HANK HEAVEN for all those wonderful drug companies. Without their numerous informative spots on television, I'd be getting way too much sleep, owing to my not lying awake worrying about such potential ailments as RLS (Restless Leg Syndrome) or OST (Obsessive Salad Tossing). Actually, the lying awake comes more from wondering if my top sheet is moving because my toes are wiggling, or because toe-fungus gremlins are dynamiting my nails to clear ground for a new Walmart.
But I'll be okay, because insomnia is just one of the conditions I've been encouraged to ask my doctor about. You'll be shocked to learn there's at least one very expensive drug I could try. And the music that plays during the high-speed run down of side effects is so pleasant that I'm beginning to hum to such oldies but goodies as:
"(Help! I'm) Bleeding from Every Pore"
"(That's Why) Frequent Botulism (Is a Tramp)"
"(When We Begin the) Dysentery"
"Vision Loss (Is Coming to Town)"
and our personal favorite,
"(Swing Low,) Repeated Cessation of All Bodily Functions."
If you experience any of these more life-challenging side effects and still know what a telephone is, call your doctor. Then please hold while we answer your call in the order it was received. As you know, your call is important to us. Now back to Mozart, who is dead, but we don't hear him complaining like some people.

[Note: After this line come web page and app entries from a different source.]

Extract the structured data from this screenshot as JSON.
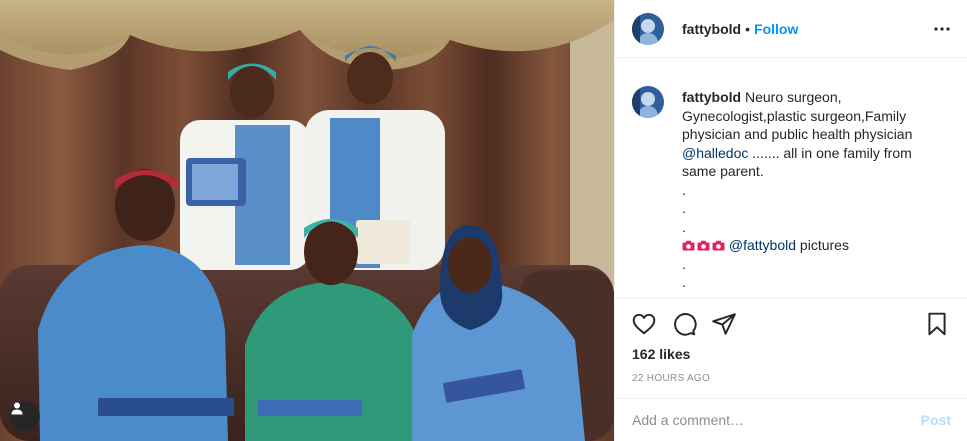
{
  "post": {
    "username": "fattybold",
    "follow_label": "Follow",
    "separator": "•",
    "caption": {
      "username": "fattybold",
      "text_lines": [
        "Neuro surgeon,",
        "Gynecologist,plastic surgeon,Family",
        "physician and public health physician"
      ],
      "mention_line_mention": "@halledoc",
      "mention_line_rest": " ....... all in one family from",
      "line_after": "same parent.",
      "dots": [
        ".",
        ".",
        "."
      ],
      "credit_mention": "@fattybold",
      "credit_rest": " pictures",
      "credit_icons": [
        "camera-emoji-icon",
        "camera-emoji-icon",
        "camera-emoji-icon"
      ],
      "trailing_dots": [
        ".",
        "."
      ]
    },
    "likes": "162 likes",
    "timestamp": "22 HOURS AGO",
    "comment_placeholder": "Add a comment…",
    "post_label": "Post",
    "icons": {
      "more": "more-options-icon",
      "like": "heart-icon",
      "comment": "comment-icon",
      "share": "share-icon",
      "save": "bookmark-icon",
      "tag": "user-tag-icon"
    },
    "colors": {
      "link": "#0095f6",
      "mention": "#00376b",
      "post_disabled": "#b2dffc",
      "muted": "#8e8e8e"
    }
  }
}
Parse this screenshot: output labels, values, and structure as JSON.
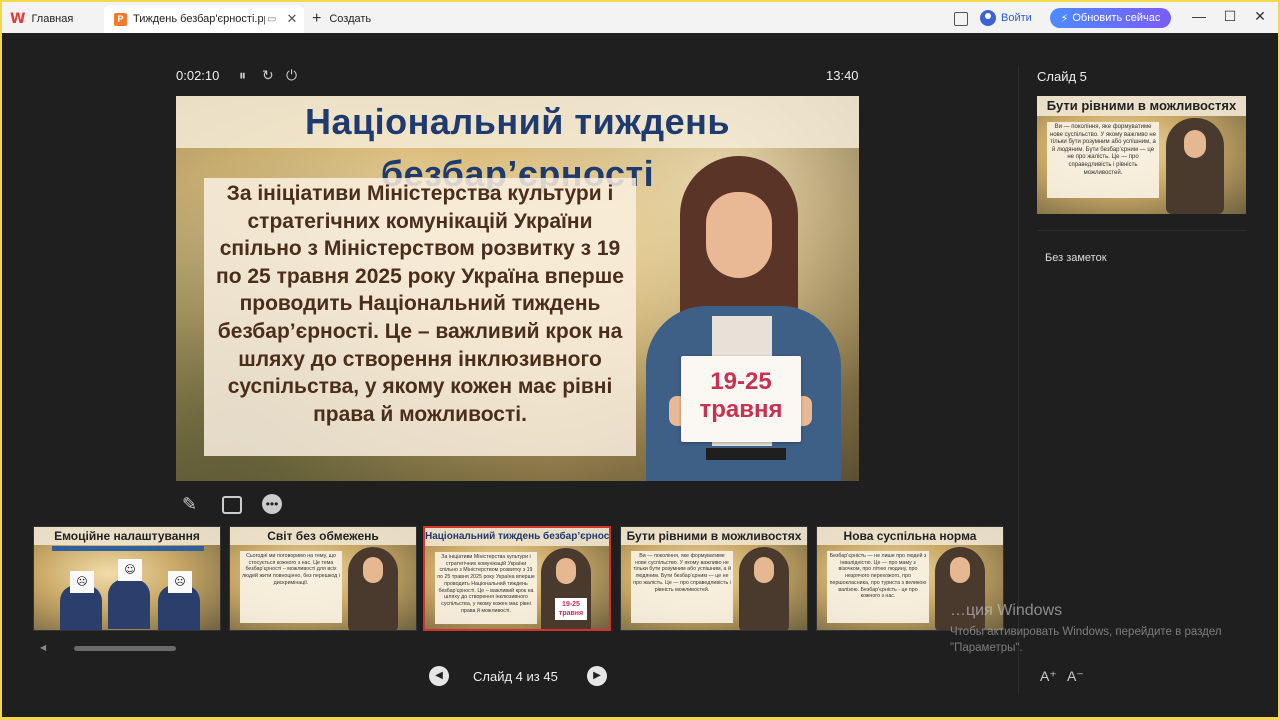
{
  "tabs": {
    "home_label": "Главная",
    "doc_title": "Тиждень безбар'єрності.ppt",
    "new_label": "Создать"
  },
  "topbar": {
    "login_label": "Войти",
    "update_label": "Обновить сейчас",
    "minimize": "—",
    "maximize": "☐",
    "close": "✕"
  },
  "presenter": {
    "elapsed": "0:02:10",
    "clock": "13:40",
    "pause_icon": "⏸",
    "restart_icon": "↻",
    "power_icon": "⏻"
  },
  "slide": {
    "title": "Національний тиждень безбар’єрності",
    "body": "За ініціативи Міністерства культури і стратегічних комунікацій України спільно з Міністерством розвитку з 19 по 25 травня 2025 року Україна вперше проводить Національний тиждень безбар’єрності. Це – важливий крок на шляху до створення інклюзивного суспільства, у якому кожен має рівні права й можливості.",
    "sign_line1": "19-25",
    "sign_line2": "травня"
  },
  "filmstrip": [
    {
      "title": "Емоційне налаштування",
      "text": ""
    },
    {
      "title": "Світ без обмежень",
      "text": "Сьогодні ми поговоримо на тему, що стосується кожного з нас. Це тема безбар’єрності – можливості для всіх людей жити повноцінно, без перешкод і дискримінації."
    },
    {
      "title": "Національний тиждень безбар’єрності",
      "text": "За ініціативи Міністерства культури і стратегічних комунікацій України спільно з Міністерством розвитку з 19 по 25 травня 2025 року Україна вперше проводить Національний тиждень безбар’єрності. Це – важливий крок на шляху до створення інклюзивного суспільства, у якому кожен має рівні права й можливості.",
      "sign": "19-25 травня"
    },
    {
      "title": "Бути рівними в можливостях",
      "text": "Ви — покоління, яке формуватиме нове суспільство. У якому важливо не тільки бути розумним або успішним, а й людяним. Бути безбар’єрним — це не про жалість. Це — про справедливість і рівність можливостей."
    },
    {
      "title": "Нова суспільна норма",
      "text": "Безбар’єрність — не лише про людей з інвалідністю. Це — про маму з візочком, про літню людину, про незрячого перехожого, про першокласника, про туриста з великою валізою. Безбар’єрність - це про кожного з нас."
    }
  ],
  "navigation": {
    "prev_icon": "◀",
    "next_icon": "▶",
    "counter": "Слайд 4 из 45"
  },
  "right_pane": {
    "next_label": "Слайд 5",
    "next_title": "Бути рівними в можливостях",
    "next_text": "Ви — покоління, яке формуватиме нове суспільство. У якому важливо не тільки бути розумним або успішним, а й людяним. Бути безбар’єрним — це не про жалість. Це — про справедливість і рівність можливостей.",
    "notes": "Без заметок",
    "font_increase": "A⁺",
    "font_decrease": "A⁻"
  },
  "watermark": {
    "title": "…ция Windows",
    "subtitle": "Чтобы активировать Windows, перейдите в раздел \"Параметры\"."
  },
  "colors": {
    "accent_update": "#4b8bff",
    "active_thumb_border": "#d2342c",
    "title_blue": "#1e3a6e",
    "sign_red": "#c83252"
  }
}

Seeing how one could so easily confuse symptoms with side effects, known in the annals of medicine as "Playing with Your Head," and further seeing how I know my doctor, upon having been asked one drug question too many, will explode, I thought I would put my time sitting with him in a cramped, institutional exam room to better purpose, to wit:
1. Could you get someone to change the pap smear picture every so often?
As I lie on my back, dainty little feet planted in those frozen stirrups, I've been looking up at the same lame flower drawing for the last 10 years at least. Do you think we don't notice such details? We're women, remember? Who do you think is straddled in those stirrups of yours, Hop-along Cassidy? Change it up now and then. Put photos of some stylish shoes up there and maybe I'll forget what you're doing to the most sacred part of my body with cold hard metal and a giant Q-tip.
2. Are you aware that, if you and another patient in another exam room are speaking at normal volume, I can pretty much hear everything you guys are saying?
I would've brought it up sooner, but I feel that I am learning so much about medicine.
3. If you have to have your medical students examine me before you do, could you please filter out the attractive young female assortment?
I realize that they require a hands-on education in order to become the best possible doctor. But perhaps their hands could be on someone a little less, shall we say, me. The thing is, it's taking longer and longer in front of the mirror to look a wee bit younger before I come and see you, and I'm already not feeling too chipper. The sight of a 20-something female med student hopscotching into the exam room with no makeup, dark circles under her eyes, and unkempt hair, still looking young and cute, is downright pathological. If you claim to be promoting my health, I don't see how you can sit there and tolerate someone who has the word "pathological" anywhere near her, even if it's only in my sentence. I hope I've made myself perfectly clear.
4. Could you talk to someone about getting better reading material out there in the waiting room?
We're really not all that keen on magazines entitled Sports Medicine Today or Heart Attack Digest. What we require is unadulterated gossip to distract us from our miseries. I could wait forever with an Extreme Hollywood Dirt on my lap, or maybe a copy of Pics of Your Fave Stars Looking Like Hell! I might even show up way early.
5. Why is your new digital scale so horribly mis-calibrated?
Do I look 137 lbs? That was a rhetorical question. Now I don't personally own a scale, but I happen to know that I am never more than 128 lbs., give or take a few ounces. My clothes tell me so. Apparently you are unaware that women's clothes talk to them. "My, how nice you look in me today," a pair of my slacks remarked recently. "Clearly you are right around 128 lbs., or I wouldn't be fitting you this splendidly. Please tell your doctor to do something about that ridiculous digital scale."
6. Do you ever have the urge to just leave a patient in the exam room and head to the bar with one of those cute young female medical students?
I'll just bet you do.
© 2005 Kate Heidel